I relate this to you for a reason. How do kids learn to dissent? You guessed it - BY EXAMPLE!

OK. Iím not going to preach about respect for authority and how that spills over into other areas of life. Actually I just deleted an entire paragraph I had written on the subject. But I want you to hear this:

Parents and Coaches, consider your words, their consequences, and the eyes watching you the next time you feel obliged to yell at a game.

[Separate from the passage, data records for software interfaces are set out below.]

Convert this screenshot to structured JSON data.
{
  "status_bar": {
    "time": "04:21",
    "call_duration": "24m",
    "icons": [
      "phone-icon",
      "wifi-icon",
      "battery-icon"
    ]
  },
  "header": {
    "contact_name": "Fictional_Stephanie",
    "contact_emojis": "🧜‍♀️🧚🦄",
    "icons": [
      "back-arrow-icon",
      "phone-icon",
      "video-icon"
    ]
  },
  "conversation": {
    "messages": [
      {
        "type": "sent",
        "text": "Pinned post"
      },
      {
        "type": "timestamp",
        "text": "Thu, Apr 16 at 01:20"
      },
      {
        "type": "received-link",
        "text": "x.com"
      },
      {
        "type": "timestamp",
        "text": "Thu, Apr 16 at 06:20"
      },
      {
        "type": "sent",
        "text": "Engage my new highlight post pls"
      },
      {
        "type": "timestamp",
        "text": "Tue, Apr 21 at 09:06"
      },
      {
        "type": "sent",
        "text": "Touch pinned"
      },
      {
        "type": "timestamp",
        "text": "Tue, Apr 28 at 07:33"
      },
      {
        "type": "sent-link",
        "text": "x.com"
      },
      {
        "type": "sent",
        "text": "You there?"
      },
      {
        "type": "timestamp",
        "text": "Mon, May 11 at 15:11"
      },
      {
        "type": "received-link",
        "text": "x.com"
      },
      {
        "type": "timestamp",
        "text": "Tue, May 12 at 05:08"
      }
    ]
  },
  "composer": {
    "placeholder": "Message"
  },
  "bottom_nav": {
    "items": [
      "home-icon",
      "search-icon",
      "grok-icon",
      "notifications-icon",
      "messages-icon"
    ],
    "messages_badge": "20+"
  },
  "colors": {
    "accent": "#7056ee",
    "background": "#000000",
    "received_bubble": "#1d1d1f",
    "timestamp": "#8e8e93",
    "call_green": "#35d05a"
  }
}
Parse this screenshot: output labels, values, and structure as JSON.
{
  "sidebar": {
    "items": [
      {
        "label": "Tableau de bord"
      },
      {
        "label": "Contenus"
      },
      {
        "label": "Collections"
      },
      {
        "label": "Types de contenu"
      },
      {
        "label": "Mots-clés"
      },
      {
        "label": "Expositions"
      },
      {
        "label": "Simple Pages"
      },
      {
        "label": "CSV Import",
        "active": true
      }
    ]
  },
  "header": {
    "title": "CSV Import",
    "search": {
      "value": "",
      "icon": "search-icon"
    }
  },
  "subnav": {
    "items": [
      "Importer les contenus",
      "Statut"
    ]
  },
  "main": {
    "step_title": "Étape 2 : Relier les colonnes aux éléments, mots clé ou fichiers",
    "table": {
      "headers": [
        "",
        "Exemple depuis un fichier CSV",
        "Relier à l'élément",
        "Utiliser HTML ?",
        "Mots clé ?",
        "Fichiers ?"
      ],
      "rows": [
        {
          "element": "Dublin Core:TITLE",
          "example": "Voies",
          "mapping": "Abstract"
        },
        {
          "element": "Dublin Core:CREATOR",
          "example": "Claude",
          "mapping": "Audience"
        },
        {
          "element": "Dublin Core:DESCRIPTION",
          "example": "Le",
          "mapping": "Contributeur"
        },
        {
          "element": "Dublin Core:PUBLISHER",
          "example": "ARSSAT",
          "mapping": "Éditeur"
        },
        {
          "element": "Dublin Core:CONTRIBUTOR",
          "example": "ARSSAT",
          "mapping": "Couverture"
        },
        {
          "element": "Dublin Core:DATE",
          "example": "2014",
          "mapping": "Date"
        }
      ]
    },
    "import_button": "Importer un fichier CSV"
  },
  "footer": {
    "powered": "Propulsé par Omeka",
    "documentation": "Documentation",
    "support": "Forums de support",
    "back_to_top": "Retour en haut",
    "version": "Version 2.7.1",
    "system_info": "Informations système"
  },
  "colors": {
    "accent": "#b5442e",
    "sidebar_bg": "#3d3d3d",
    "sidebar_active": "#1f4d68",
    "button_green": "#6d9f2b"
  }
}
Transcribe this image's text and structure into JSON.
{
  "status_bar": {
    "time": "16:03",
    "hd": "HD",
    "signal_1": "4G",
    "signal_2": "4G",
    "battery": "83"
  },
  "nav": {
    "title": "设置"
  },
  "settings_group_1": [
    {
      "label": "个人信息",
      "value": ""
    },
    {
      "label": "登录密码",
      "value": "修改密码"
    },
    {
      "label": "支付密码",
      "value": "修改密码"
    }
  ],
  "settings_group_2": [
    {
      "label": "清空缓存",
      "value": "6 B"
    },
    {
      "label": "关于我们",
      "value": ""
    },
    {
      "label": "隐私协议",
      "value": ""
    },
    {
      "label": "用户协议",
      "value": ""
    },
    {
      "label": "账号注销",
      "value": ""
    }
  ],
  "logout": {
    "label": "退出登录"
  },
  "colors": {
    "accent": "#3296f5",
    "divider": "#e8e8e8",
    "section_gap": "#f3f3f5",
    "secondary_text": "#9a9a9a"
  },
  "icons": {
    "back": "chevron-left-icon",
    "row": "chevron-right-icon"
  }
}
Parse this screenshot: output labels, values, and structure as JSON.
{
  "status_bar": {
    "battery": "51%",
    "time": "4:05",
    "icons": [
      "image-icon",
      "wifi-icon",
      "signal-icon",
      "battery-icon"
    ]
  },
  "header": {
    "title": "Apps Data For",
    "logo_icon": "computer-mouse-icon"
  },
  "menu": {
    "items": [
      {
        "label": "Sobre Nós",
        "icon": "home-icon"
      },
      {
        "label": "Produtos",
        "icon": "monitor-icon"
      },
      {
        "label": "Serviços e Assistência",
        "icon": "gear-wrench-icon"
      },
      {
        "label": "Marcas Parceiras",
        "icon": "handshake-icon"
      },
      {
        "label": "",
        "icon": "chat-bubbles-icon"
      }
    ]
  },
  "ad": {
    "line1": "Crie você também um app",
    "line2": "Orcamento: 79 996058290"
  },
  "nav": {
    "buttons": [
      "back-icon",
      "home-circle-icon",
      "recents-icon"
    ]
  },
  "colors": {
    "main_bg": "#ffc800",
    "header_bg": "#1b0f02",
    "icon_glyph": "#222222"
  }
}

Hereís an idea - learn the rules yourself. I am now able to offer a two-hour audio download of youth soccer expert Karl Dewazien explaining the Laws of The Game. Check out my review and you will see why I can recommend this without qualification!

3. Preventing Bunching

I have a sneaky suspicion that some of you may be frustrated by the bumblebee formation that many young soccer teams use over and over again. Here is a great game for teaching the kids not to bunch.

Courtesy of

Preventing Bunching

I coached U-8 boys to an undefeated season and difference was that we didn't bunch. Not bunching allowed us to pass. Passing allowed us to control possession. Possession yielded shot opportunities. Shots lead to goals: 39 goals for, 7 goals against. Here's the drill:

Scrimmage using a Dutch 4X4 training method field - 40X30 yds.

Two goals 6-8 feet wide at EACH end set nearer to the side than to each other. Indirectly teaches spatial thinking (very hard to do).

Attackers could look up (new concept for 7 year olds) and make a choice as to which goal to attack, i.e. which goal was most open. Forces defenders to cover an open goal AND a goal that was likely to be attacked. Whenever defenders magnetized to the ball and subsequently got burned when play quickly switched to the more open goal and a goal was easily scored, I would stop and give a 15 second lecture, citing the situation that just occurred, about why its wrong for every defender to race to the ball. The situation was repeated many times before they finally started catching on. When the players start bunching remember to blow the whistle and ask why; before too long. they will scatter as soon as they hear the whistle blow. -- Thanks to: Mike Edwards

More soccer drill resources can be found on the Soccer Drill Page.

4. Clueless Parents

Are you still struggling to learn the game?

Still donít understand the basic rules?

Are you guessing about the proper technique for passing and shooting a soccer ball?

Donít know how to teach the kids to play in different areas of the field?

I have a godsend for you - The Clueless Parents 3-Pack. It will cover all of these basics and much, much more. Do yourself a favor and


Until next time.


Pass It On - Feel free to KICK the newsletter downfield to any friends, parents, or coaches who could use the information.

Back to Back Issues Page